This article was translated from German by Dagmar Breitenbach.
Seventy-five years ago, a bomb exploded in the Führer’s Wolf’s Lair headquarters, which was supposed to kill Adolf Hitler. The assassination attempt failed; Hitler survived. The resistance fighters involved were executed in the days following the attempted coup.
Claus Graf Schenk von Stauffenberg was instrumentally involved in the bomb plot of July 20, 1944. As early as 1942, the officer realized that the Second World War could no longer be won. In order to save Germany from imminent destruction, Stauffenberg and other Wehrmacht officers decided to overthrow the Hitler regime.
Fundamental political reform in Germany was the goal of the Kreisau Circle. Helmuth James Graf von Moltke and Peter Graf Yorck von Wartenburg (pictured) were the driving forces behind the movement. Some members of the Circle joined the July 20 plot in 1944 and were tried and sentenced to death after the assassination attempt failed.
Starting from 1942 a group of Munich students, led by siblings Hans and Sophie Scholl, tried to resist the National Socialists. The group, which called itself the White Rose, distributed thousands of leaflets denouncing the crimes of the Nazi regime. In February 1943 the Gestapo found the siblings and sentenced them to death.
In 1939, carpenter Georg Elser fastened explosive devices behind Hitler’s lectern in the Munich Bürgerbräu brewery. The bomb detonated as planned. However, since Hitler’s speech was shorter than expected, he had already left the hall before the explosion. Seven people died and 60 more were injured. Elser was arrested on the same day and taken to Dachau concentration camp, where he died in 1945.
During the Second World War, Berlin manufacturer Otto Weidt employed mainly blind and deaf Jews. His broom and brush bindery was considered an “important defense business” and could therefore not be closed down by the Nazis. Weidt managed to provide for his Jewish employees throughout the war and protect them from deportation.
Numerous artists and intellectuals already turned against the regime when Hitler came to power in 1933. Many who did not want to adapt or openly oppose the system fled into exile. Others, such as the Berlin cabaret group Katakombe, openly criticized the regime. In 1935 the theater was closed by the Gestapo and its founder Werner Finck was imprisoned in the Esterwegen concentration camp.
The Swing Jugend or Swing Youth, regarded the American-English way of life, represented by swing music and dance, as a clear opposition to the Nazi regime and the Hitler Youth. In August 1941 there was a wave of arrests, especially in Hamburg, of Swing Youths, many of whom were taken into custody or deported to special youth concentration camps.

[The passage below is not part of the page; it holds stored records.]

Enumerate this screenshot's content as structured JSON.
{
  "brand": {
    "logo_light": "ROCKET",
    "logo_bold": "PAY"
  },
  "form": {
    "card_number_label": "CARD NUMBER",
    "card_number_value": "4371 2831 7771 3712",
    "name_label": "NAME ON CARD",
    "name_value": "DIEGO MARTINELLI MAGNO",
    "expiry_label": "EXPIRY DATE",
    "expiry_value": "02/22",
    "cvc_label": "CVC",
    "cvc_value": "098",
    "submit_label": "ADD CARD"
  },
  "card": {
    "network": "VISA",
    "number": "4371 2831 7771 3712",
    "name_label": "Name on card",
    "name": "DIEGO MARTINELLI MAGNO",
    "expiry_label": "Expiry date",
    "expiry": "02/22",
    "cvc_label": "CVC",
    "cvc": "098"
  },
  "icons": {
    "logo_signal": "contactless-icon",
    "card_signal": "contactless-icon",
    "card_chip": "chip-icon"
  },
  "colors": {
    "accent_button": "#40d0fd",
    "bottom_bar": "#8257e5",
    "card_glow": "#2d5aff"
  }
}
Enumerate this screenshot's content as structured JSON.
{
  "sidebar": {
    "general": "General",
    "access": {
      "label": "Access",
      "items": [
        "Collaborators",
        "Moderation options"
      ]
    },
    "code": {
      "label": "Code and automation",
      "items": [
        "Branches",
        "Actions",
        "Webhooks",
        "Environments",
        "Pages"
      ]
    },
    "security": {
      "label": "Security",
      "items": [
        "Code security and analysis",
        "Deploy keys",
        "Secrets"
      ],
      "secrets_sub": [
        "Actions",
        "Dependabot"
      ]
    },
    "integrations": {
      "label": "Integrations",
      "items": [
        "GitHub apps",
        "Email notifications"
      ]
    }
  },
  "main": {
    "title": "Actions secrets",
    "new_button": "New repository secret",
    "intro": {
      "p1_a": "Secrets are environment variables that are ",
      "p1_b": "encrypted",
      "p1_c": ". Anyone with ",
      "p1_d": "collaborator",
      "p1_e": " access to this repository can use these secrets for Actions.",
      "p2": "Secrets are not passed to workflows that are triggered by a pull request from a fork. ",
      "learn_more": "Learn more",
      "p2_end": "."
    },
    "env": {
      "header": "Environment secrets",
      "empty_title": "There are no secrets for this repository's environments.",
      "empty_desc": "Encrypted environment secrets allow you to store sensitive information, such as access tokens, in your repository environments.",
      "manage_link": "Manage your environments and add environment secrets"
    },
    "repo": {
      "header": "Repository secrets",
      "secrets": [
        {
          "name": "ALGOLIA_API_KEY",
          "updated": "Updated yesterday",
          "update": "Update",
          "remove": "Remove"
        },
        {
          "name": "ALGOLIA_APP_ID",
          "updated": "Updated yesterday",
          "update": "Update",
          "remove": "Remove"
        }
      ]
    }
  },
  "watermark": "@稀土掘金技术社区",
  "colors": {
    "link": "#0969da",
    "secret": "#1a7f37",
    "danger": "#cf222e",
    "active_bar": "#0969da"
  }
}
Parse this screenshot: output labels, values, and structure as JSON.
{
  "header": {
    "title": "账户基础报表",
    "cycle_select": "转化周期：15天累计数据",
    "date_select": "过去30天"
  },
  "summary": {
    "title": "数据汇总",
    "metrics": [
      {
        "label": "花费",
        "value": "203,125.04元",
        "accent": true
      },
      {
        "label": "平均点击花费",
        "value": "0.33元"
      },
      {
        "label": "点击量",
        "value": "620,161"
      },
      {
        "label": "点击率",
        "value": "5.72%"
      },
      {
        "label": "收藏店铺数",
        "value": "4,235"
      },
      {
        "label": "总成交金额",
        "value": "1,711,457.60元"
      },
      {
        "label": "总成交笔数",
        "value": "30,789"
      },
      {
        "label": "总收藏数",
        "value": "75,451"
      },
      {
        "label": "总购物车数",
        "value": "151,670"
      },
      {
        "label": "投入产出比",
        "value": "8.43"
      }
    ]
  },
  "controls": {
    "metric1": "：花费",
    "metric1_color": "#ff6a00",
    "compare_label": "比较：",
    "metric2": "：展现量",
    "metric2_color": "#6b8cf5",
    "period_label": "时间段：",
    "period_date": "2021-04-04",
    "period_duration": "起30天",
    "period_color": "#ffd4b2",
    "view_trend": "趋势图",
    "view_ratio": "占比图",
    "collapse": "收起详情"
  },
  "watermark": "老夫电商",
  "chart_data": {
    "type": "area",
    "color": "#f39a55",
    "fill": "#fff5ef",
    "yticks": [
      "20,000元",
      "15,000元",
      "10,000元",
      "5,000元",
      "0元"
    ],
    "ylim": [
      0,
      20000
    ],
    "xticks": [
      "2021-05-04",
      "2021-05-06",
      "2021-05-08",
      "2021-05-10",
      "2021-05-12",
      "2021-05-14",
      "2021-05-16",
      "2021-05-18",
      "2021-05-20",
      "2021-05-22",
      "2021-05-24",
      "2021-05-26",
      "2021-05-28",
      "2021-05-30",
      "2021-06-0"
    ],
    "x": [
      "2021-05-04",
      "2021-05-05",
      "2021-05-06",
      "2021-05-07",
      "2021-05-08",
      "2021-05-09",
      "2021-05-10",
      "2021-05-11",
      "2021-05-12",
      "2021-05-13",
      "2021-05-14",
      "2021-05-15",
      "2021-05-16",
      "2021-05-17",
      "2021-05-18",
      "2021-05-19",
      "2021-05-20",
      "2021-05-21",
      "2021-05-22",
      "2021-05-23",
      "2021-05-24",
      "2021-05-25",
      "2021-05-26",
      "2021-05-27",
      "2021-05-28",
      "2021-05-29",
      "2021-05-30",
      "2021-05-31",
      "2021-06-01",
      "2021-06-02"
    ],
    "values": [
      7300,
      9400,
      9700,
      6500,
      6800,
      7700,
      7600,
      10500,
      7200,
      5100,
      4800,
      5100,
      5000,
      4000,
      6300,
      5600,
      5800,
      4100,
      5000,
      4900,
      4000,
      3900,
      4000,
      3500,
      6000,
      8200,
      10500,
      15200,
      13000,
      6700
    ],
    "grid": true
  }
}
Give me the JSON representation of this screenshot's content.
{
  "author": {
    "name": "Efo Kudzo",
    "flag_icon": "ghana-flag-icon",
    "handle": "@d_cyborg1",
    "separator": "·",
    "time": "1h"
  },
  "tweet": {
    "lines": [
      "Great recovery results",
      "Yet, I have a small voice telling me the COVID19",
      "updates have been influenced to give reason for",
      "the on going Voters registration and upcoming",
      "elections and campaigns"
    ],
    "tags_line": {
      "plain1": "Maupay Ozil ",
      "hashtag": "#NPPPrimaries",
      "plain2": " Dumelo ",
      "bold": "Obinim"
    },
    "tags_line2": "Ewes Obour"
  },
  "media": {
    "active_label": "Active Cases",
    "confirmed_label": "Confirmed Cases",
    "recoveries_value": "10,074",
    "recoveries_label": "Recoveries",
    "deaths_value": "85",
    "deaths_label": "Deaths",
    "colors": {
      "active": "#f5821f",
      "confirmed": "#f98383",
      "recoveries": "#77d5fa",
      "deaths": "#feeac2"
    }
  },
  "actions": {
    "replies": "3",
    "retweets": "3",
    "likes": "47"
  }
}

The Gestapo used direction finders to track down illegal transmitters used by resistance groups. In the summer of 1942, more than 120 members of the Rote Kapelle were arrested. This group, centered around Harro Schulze-Boysen and Arvid Harnack, wanted to help Jews document the crimes of the Nazi regime and distribute leaflets. More than 50 members were sentenced to death and executed.
On July 19, 1953, the ceremonial unveiling of the Memorial to the German Resistance took place in Berlin in the inner courtyard of the Bendlerblock building, the place where Count Stauffenberg was executed after the failed Hitler assassination. In addition, however, the memorial also commemorates all the other courageous men and women who stood up against the Hitler regime.